TEMPE, Ariz. (AP) -- Arizona State eyed a difficult four-game stretch in the schedule as a gauge, a chance to see if the program was ready to become part of the national conversation.
Three games in, the 22nd-ranked Sun Devils have held up well, outside of one awful half against Stanford.
The final game in this gauntlet offers a chance at history.
With a victory over Notre Dame on Saturday at Cowboys Stadium in Texas, Arizona State can become the first team to beat Southern California and the Fighting Irish in consecutive weeks.
The Sun Devils got the first half right by routing the Trojans in Tempe last week and can complete the storied-program sweep in front of a national audience in the palace Jerry Jones built.

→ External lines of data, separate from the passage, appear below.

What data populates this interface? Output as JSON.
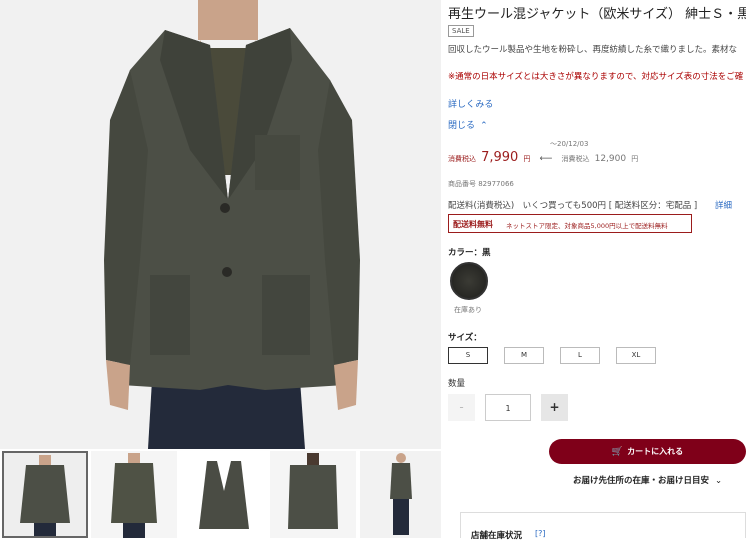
{
  "product": {
    "title": "再生ウール混ジャケット（欧米サイズ） 紳士Ｓ・黒",
    "sale_badge": "SALE",
    "description": "回収したウール製品や生地を粉砕し、再度紡績した糸で織りました。素材な",
    "note": "※通常の日本サイズとは大きさが異なりますので、対応サイズ表の寸法をご確",
    "more_link": "詳しくみる",
    "close_link": "閉じる",
    "price": {
      "tax_label": "消費税込",
      "current": "7,990",
      "unit": "円",
      "arrow": "⟵",
      "until": "～20/12/03",
      "orig_tax_label": "消費税込",
      "original": "12,900",
      "orig_unit": "円"
    },
    "item_number": "商品番号 82977066",
    "shipping": "配送料(消費税込)　いくつ買っても500円 [ 配送料区分：宅配品 ]",
    "shipping_link": "詳細",
    "free_shipping_label": "配送料無料",
    "free_shipping_note": "ネットストア限定、対象商品5,000円以上で配送料無料",
    "color_label": "カラー：黒",
    "color_stock": "在庫あり",
    "size_label": "サイズ：",
    "sizes": [
      "S",
      "M",
      "L",
      "XL"
    ],
    "selected_size": "S",
    "qty_label": "数量",
    "qty_minus": "-",
    "qty_value": "1",
    "qty_plus": "+",
    "cart_button": "カートに入れる",
    "stock_link": "お届け先住所の在庫・お届け日目安",
    "store_stock": "店舗在庫状況",
    "store_help": "[?]"
  },
  "colors": {
    "accent": "#7f0019",
    "price_red": "#9b1c1c",
    "link_blue": "#2a6ac2"
  }
}
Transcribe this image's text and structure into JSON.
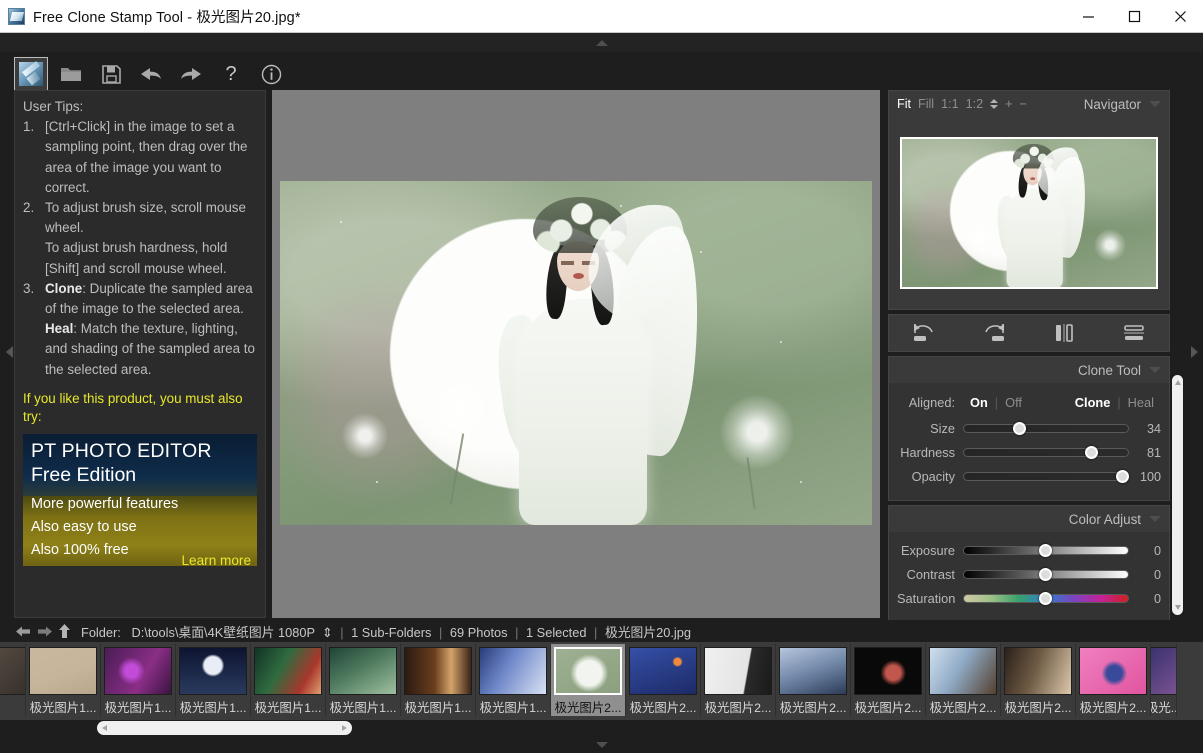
{
  "window": {
    "title": "Free Clone Stamp Tool - 极光图片20.jpg*",
    "app_icon": "clone-stamp-icon",
    "minimize": "—",
    "maximize": "□",
    "close": "✕"
  },
  "toolbar": {
    "items": [
      {
        "name": "clone-stamp-tool",
        "label": "Clone Stamp Tool",
        "selected": true
      },
      {
        "name": "open-icon",
        "label": "Open"
      },
      {
        "name": "save-icon",
        "label": "Save"
      },
      {
        "name": "undo-icon",
        "label": "Undo"
      },
      {
        "name": "redo-icon",
        "label": "Redo"
      },
      {
        "name": "help-icon",
        "label": "?"
      },
      {
        "name": "info-icon",
        "label": "About"
      }
    ],
    "help_glyph": "?"
  },
  "tips": {
    "heading": "User Tips:",
    "items": [
      {
        "num": "1.",
        "text": "[Ctrl+Click] in the image to set a sampling point, then drag over the area of the image you want to correct."
      },
      {
        "num": "2.",
        "text": "To adjust brush size, scroll mouse wheel."
      },
      {
        "num": "",
        "text": "To adjust brush hardness, hold [Shift] and scroll mouse wheel."
      },
      {
        "num": "3.",
        "bold": "Clone",
        "text": ": Duplicate the sampled area of the image to the selected area."
      },
      {
        "num": "",
        "bold": "Heal",
        "text": ": Match the texture, lighting, and shading of the sampled area to the selected area."
      }
    ]
  },
  "promo": {
    "lead": "If you like this product, you must also try:",
    "title_line1": "PT PHOTO EDITOR",
    "title_line2": "Free Edition",
    "bullet1": "More powerful features",
    "bullet2": "Also easy to use",
    "bullet3": "Also 100% free",
    "learn_more": "Learn more"
  },
  "navigator": {
    "panel_title": "Navigator",
    "collapse_icon": "chevron-down-icon",
    "zoom_modes": [
      {
        "label": "Fit",
        "active": true
      },
      {
        "label": "Fill",
        "active": false
      },
      {
        "label": "1:1",
        "active": false
      },
      {
        "label": "1:2",
        "active": false
      }
    ],
    "zoom_in": "+",
    "zoom_out": "−"
  },
  "transform_bar": {
    "buttons": [
      {
        "name": "rotate-left-icon",
        "label": "Rotate Left"
      },
      {
        "name": "rotate-right-icon",
        "label": "Rotate Right"
      },
      {
        "name": "flip-horizontal-icon",
        "label": "Flip Horizontal"
      },
      {
        "name": "flip-vertical-icon",
        "label": "Flip Vertical"
      }
    ]
  },
  "clone_tool": {
    "panel_title": "Clone Tool",
    "collapse_icon": "chevron-down-icon",
    "aligned_label": "Aligned:",
    "aligned_on": "On",
    "aligned_off": "Off",
    "aligned_selected": "On",
    "mode_clone": "Clone",
    "mode_heal": "Heal",
    "mode_selected": "Clone",
    "sliders": [
      {
        "label": "Size",
        "value": "34",
        "percent": 34,
        "track": "plain"
      },
      {
        "label": "Hardness",
        "value": "81",
        "percent": 78,
        "track": "plain"
      },
      {
        "label": "Opacity",
        "value": "100",
        "percent": 98,
        "track": "plain"
      }
    ]
  },
  "color_adjust": {
    "panel_title": "Color Adjust",
    "collapse_icon": "chevron-down-icon",
    "sliders": [
      {
        "label": "Exposure",
        "value": "0",
        "percent": 50,
        "track": "bw"
      },
      {
        "label": "Contrast",
        "value": "0",
        "percent": 50,
        "track": "bw"
      },
      {
        "label": "Saturation",
        "value": "0",
        "percent": 50,
        "track": "sat"
      }
    ]
  },
  "status": {
    "back_icon": "arrow-left-icon",
    "forward_icon": "arrow-right-icon",
    "up_icon": "arrow-up-icon",
    "folder_label": "Folder:",
    "folder_path": "D:\\tools\\桌面\\4K壁纸图片 1080P",
    "subfolders": "1 Sub-Folders",
    "photos": "69 Photos",
    "selected": "1 Selected",
    "filename": "极光图片20.jpg"
  },
  "filmstrip": {
    "thumbs": [
      {
        "caption": "",
        "partial": true,
        "colors": [
          "#5a4f46",
          "#2f2a26"
        ]
      },
      {
        "caption": "极光图片1...",
        "colors": [
          "#c6b49b",
          "#d8c8b2"
        ]
      },
      {
        "caption": "极光图片1...",
        "colors": [
          "#4a1d56",
          "#8a2e86"
        ]
      },
      {
        "caption": "极光图片1...",
        "colors": [
          "#101a33",
          "#2a3a5e"
        ]
      },
      {
        "caption": "极光图片1...",
        "colors": [
          "#123326",
          "#7a2f2a"
        ]
      },
      {
        "caption": "极光图片1...",
        "colors": [
          "#1f4437",
          "#7c9a76"
        ]
      },
      {
        "caption": "极光图片1...",
        "colors": [
          "#2b1a12",
          "#a06a3c"
        ]
      },
      {
        "caption": "极光图片1...",
        "colors": [
          "#2a3c7a",
          "#c9d4ea"
        ]
      },
      {
        "caption": "极光图片2...",
        "selected": true,
        "colors": [
          "#93a98a",
          "#e6eae1"
        ]
      },
      {
        "caption": "极光图片2...",
        "colors": [
          "#1f2f7a",
          "#5f7ad0"
        ]
      },
      {
        "caption": "极光图片2...",
        "colors": [
          "#e8e8e8",
          "#2a2a2a"
        ]
      },
      {
        "caption": "极光图片2...",
        "colors": [
          "#3a4b6e",
          "#9fb0cc"
        ]
      },
      {
        "caption": "极光图片2...",
        "colors": [
          "#0b0b0b",
          "#7a2a2a"
        ]
      },
      {
        "caption": "极光图片2...",
        "colors": [
          "#b9cbe0",
          "#6a4a3a"
        ]
      },
      {
        "caption": "极光图片2...",
        "colors": [
          "#d2c8b4",
          "#3a2a22"
        ]
      },
      {
        "caption": "极光图片2...",
        "colors": [
          "#e86fb0",
          "#3a3a8a"
        ]
      },
      {
        "caption": "极光...",
        "partial": true,
        "colors": [
          "#2a2a66",
          "#8a5a9a"
        ]
      }
    ]
  },
  "edges": {
    "top_collapse": "collapse-top-arrow",
    "bottom_collapse": "collapse-bottom-arrow",
    "left_collapse": "collapse-left-arrow",
    "right_collapse": "collapse-right-arrow"
  }
}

''This game is a national game for us, an opportunity for our players,'' Arizona State coach Todd Graham said. ''I talked to them yesterday about making history. They can be the first team in college football history to beat USC and Notre Dame in back-to-back weeks. That has never happened. I would say that is pretty significant.''
Arizona State (3-1, 1-1 Pac-12) started the season with one of the nation's toughest schedules, highlighted by the current four-run stretch of teams that were ranked in the preseason Top 25.
The Sun Devils got it off to a great start, surviving a comeback and bizarre finish to knock off then-No. 20 Wisconsin. Arizona State stumbled on the big stage in its next game, falling into a 29-0 hole against No. 5 Stanford before scoring three touchdowns in the fourth quarter in the 42-28 loss.
The Sun Devils bounced back from that with a vengeance, matching the most points ever scored against USC with a 62-41 victory that cost coach Lane Kiffin his job the next day.
Next comes a chance to do what no other team has done.
Thirteen teams have played USC and Notre Dame, two of college football's most storied programs, in consecutive weeks. Only two have even gotten past the first game: Michigan State in 1987 and South Carolina in 1983. Both teams lost to Notre Dame in routs after knocking off USC.
Arizona State also played both teams in 1998, but lost by 11 to USC and by 19 to Notre Dame.
''It is a game that is very important,'' Graham said. ''Is it more important than the Pac-12 games? No, it is not. That is how we emphasize it to our players. But it is very important to our fan base, very important to our football program.''
Just as important as Saturday's game will be for the Sun Devils this season, it could be just as important to them in the future.
Graham's focus in recruiting is to keep the best in-state talent and players from California. After that, the next top target is Texas, one of the most fertile states in the country for high school football talent.
Arizona State hasn't played in Texas since the 1997 Sun Bowl in El Paso and winning in a big metro area like Dallas-Fort Worth against a premiere program like Notre Dame could be a big boost on the recruiting front.
''Our number one recruiting area is right here in Arizona and California. That is our base recruiting area,'' Graham said. ''The next recruiting area is Texas. It has been very productive for us. Obviously, we are going there to play and it is a big deal for us.''
It's important to Graham on a personal level, too.
He grew up in the Dallas area and played high school football in Mesquite, a suburb on the east side of the Metroplex. Graham's first job as a coach was in Texas as well, as an assistant at Mesquite Poteet.
He's already been inundated with ticket requests from friends and family, and would love to leave the Lone Star State with a program-boosting victory.
''For me personally, going back to where my home is, where I am from, it is a big deal for me,'' he said. ''Let everybody know that I don't have any tickets, to stop calling me. Leave me alone and let me try to have a chance to beat Notre Dame.''
Not to mention a chance at history.